And you will want to explore as many of these islands as you can because there is so much to see. While the main narrative doesn’t do nearly a good enough job of taking you around the world—there’s an entire city I was basically able to ignore until the post-game—you are greatly rewarded for seeing as much as you can. Not only can you unlock new styles and accessories for Tchia and her boat, but you can also unlock new songs for her ukulele and discover challenge temples that’ll give you more time when you Soul Jump.
Unfortunately, finding every little point of interest in this game can be difficult. Because nothing in this world is exaggerated in design, everything blends into the environment with ease. That wouldn’t be a problem if some of the activities you need to find, like the rock-stacking mini-game that unlocks new ukulele songs, are so damn small you really have to be on the lookout for them. These points do glow with lensflare, but even that is small enough to miss. I appreciate how organic the world looks, but I wish the developers would have implemented something extra to help guide players toward these necessary points of interest.
I guess I shouldn’t be complaining too much about being given a reason to stay in this world for longer periods of time because it really is a special place to be. The developers made great use of Unreal Engine 4, creating a gorgeous world to explore whether you’re on land or under the sea. If there is one space where Tchia outdoes its main source of inspiration, The Legend of Zelda: Breath of the Wild, it’s with its reef-filled ocean that’s beckoned me to dive deep. These underwater habitats are a joy to explore while Soul Jumping as a fish, so much so that I spent far more time underwater than the game asked of me.
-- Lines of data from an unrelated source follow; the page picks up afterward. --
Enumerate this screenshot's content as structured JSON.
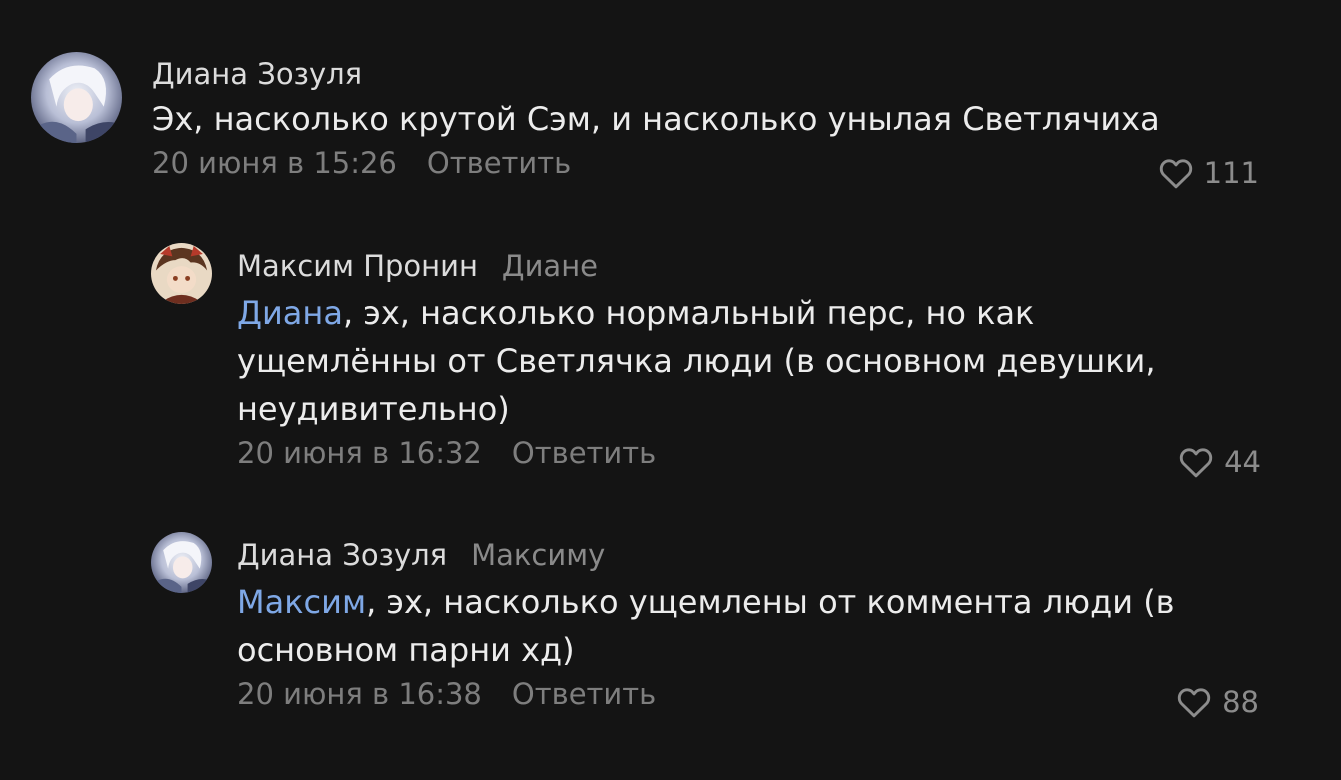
{
  "comments": [
    {
      "author": "Диана Зозуля",
      "reply_to": "",
      "mention": "",
      "text": "Эх, насколько крутой Сэм, и насколько унылая Светлячиха",
      "date": "20 июня в 15:26",
      "reply_label": "Ответить",
      "likes": "111",
      "avatar_icon": "avatar-photo-anime-white-hair"
    },
    {
      "author": "Максим Пронин",
      "reply_to": "Диане",
      "mention": "Диана",
      "text": ", эх, насколько нормальный перс, но как ущемлённы от Светлячка люди (в основном девушки, неудивительно)",
      "date": "20 июня в 16:32",
      "reply_label": "Ответить",
      "likes": "44",
      "avatar_icon": "avatar-photo-anime-brown-hair"
    },
    {
      "author": "Диана Зозуля",
      "reply_to": "Максиму",
      "mention": "Максим",
      "text": ", эх, насколько ущемлены от коммента люди (в основном парни хд)",
      "date": "20 июня в 16:38",
      "reply_label": "Ответить",
      "likes": "88",
      "avatar_icon": "avatar-photo-anime-white-hair"
    }
  ],
  "colors": {
    "background": "#141414",
    "mention": "#7fa8e6",
    "meta": "#7e7e7e"
  },
  "icons": {
    "like": "heart-outline-icon"
  }
}
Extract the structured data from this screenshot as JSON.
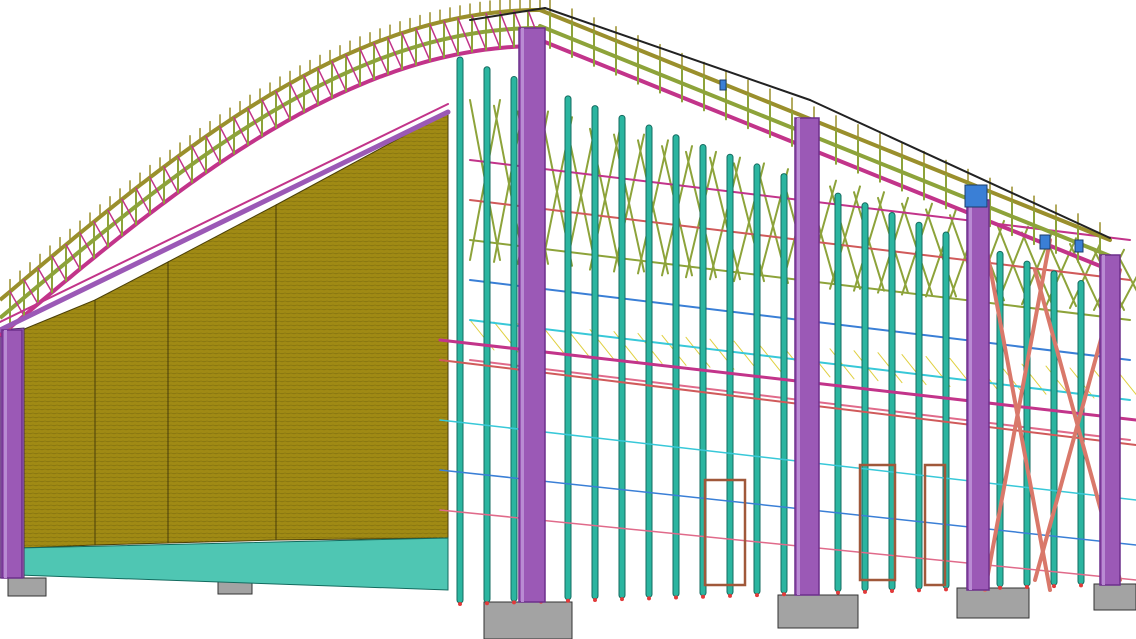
{
  "scene": {
    "description_visible_text": "",
    "palette": {
      "background": "#ffffff",
      "column_main": "#9b59b6",
      "column_main_dark": "#6c2f8c",
      "column_secondary": "#2bb5a0",
      "column_secondary_dark": "#136b5f",
      "truss_green": "#8da33a",
      "truss_olive": "#9a8f2c",
      "truss_magenta": "#c2348a",
      "beam_red": "#d05a5a",
      "beam_pink": "#e06a8a",
      "bracing_salmon": "#d9786a",
      "cladding_face": "#a08a14",
      "cladding_line": "#7a6a0e",
      "base_panels": "#4fc6b3",
      "footing": "#a3a3a3",
      "outline": "#222222",
      "anchor_red": "#e23a3a",
      "brown_frame": "#a0583a",
      "blue_line": "#3a7fd6",
      "cyan_line": "#38c8d8",
      "yellow_line": "#e0d040"
    }
  }
}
It’s the details in these reefs that make them so appealing; so worth your time. In fact, there are so many small details and little touches throughout the world that it’s hard for me to say which touch of “above and beyond” is my favorite. If I were to force myself to choose one for this review, it would be when you cycle through the chords on Tchia’s ukulele, you see her hands doing the proper fingering for the chord. Of course, that can be easy to miss when you’re in the middle of some of these little-too-long jam sessions, but the game does allow players to sit back and let Tchia do the work in these sections for them. That was the preferable way to go through them as it allowed me to read the lyrics along with the music. And if you’re wondering, the music is phenomenal throughout. Enough so that I’m waiting for Mondo or Fangamer to announce a vinyl of the OST. I will buy that day one if it ever becomes a reality.
Tchia might very well be the most ambitious indie game we see in 2023. This open-air and open-sea adventure takes some of the best gameplay elements from The Legend of Zelda: Breath of the Wild and Super Mario Odyssey and combines them into an adventure that’s filled with heart, humor, and compassion across a breathtaking archipelago. If you enjoy games with exceptionally designed worlds that are meant to be explored with a fine-tooth comb, I can’t see any reason why you wouldn’t love what’s on offer in Tchia.
[This review is based on a retail build of the game provided by the publisher.]